Imagine draining a pool to gain a better understanding. Power density is comparable to draining the pool as quickly as possible, while energy density is similar to the size of the pool.
How to Design Lipo Battery Charger Circuit
Li-Po Battery Charger design Circuit--PCB layout
Today, many solutions work with Li-Po batteries. Firstly, observe the circuit diagram for the TP4056 module. It is common to see tiny chips like the TP4056/YP4056 on display. Follow the steps below to fabricate the chip:
- Using a soldering pencil, locate the resistor position on the top of the PCB and carefully remove it.
- From the solder pads, extend short lengths of two multi-strand wires.
- Attach the new resistor network (1K2 1'4 "W resistor and the preset potentiometer) to the wire ends, i.e., replace the original R4 SMD resistor.
- Connect a 3.7 V Li-Po battery center pole to the module output, feed power to the module's input, and observe the onboard LEDs to ensure you're doing everything right.
(Symbol of a battery power source)
On a 3.7 V, li-polymer battery, you set pin3 of the opamp. This is so that the opamp's output goes high as soon as the battery reaches 4.2 V.
You will set the input constant voltage regulator output for a single cell. This is to compensate for the forward voltage drop accompanied by the diode. Then, you need to adjust this value to 4.2 x 3 + 0.6 = 13.2 V for three cells in a series configuration.
The battery connects across the shown position, ensuring that its constant charging rate can pull power from the voltage regulator. If it were not connected, the battery would be in a discharged state, so it would remove the voltage regulator of the supply level to the battery's current constant voltage, let's say 3.6 V.
Since the pin3 of the operational amplifier is below the reference voltage level, the output of pin2, PIN6, or IC1 fixed to IC2 is very low.
In the process of accumulating its charge limit, the battery voltage level climbs until it reaches 4.2 V, which pulls pin3 of the AMP rating just above pin2 so that its output goes instantly high.
By pressing the above button, the indicator LED will turn on, switching on the Q1 2N222 transistor connected across the D2 pin of the LM 324.
After this happens, the pin of the LM 324 grounds itself, causing it to cut off its output supply to the lipo battery.
（Battery positive and negative）
In conclusion, you will use different LiPo batteries in applications where weight is a significant concern. Typical applications are radio-controlled model flights, RC toys, handheld critical devices, and more. However, they are not without their shortcomings. After completing a charge cycle once, they lose their ability to hold a charge.
As a result, your batteries will no longer be as strong after a few charges.
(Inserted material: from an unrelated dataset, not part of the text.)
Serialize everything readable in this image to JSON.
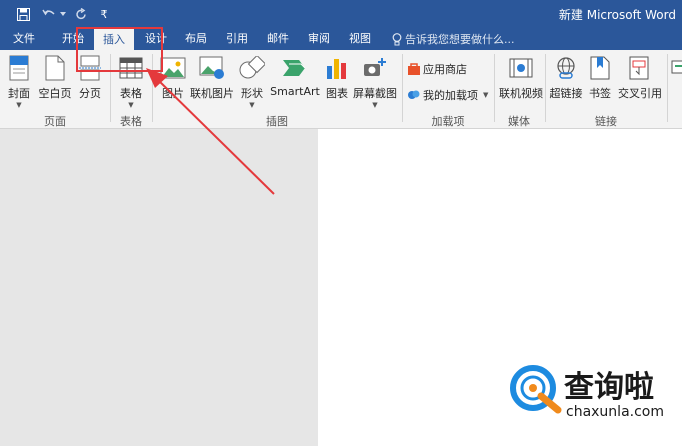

They will provide you with less power. Generally, batteries have recharge cycles of about two years.
Lastly, if you have any questions about Li-Po batteries, please feel free to contact us. Our team will be happy to assist you.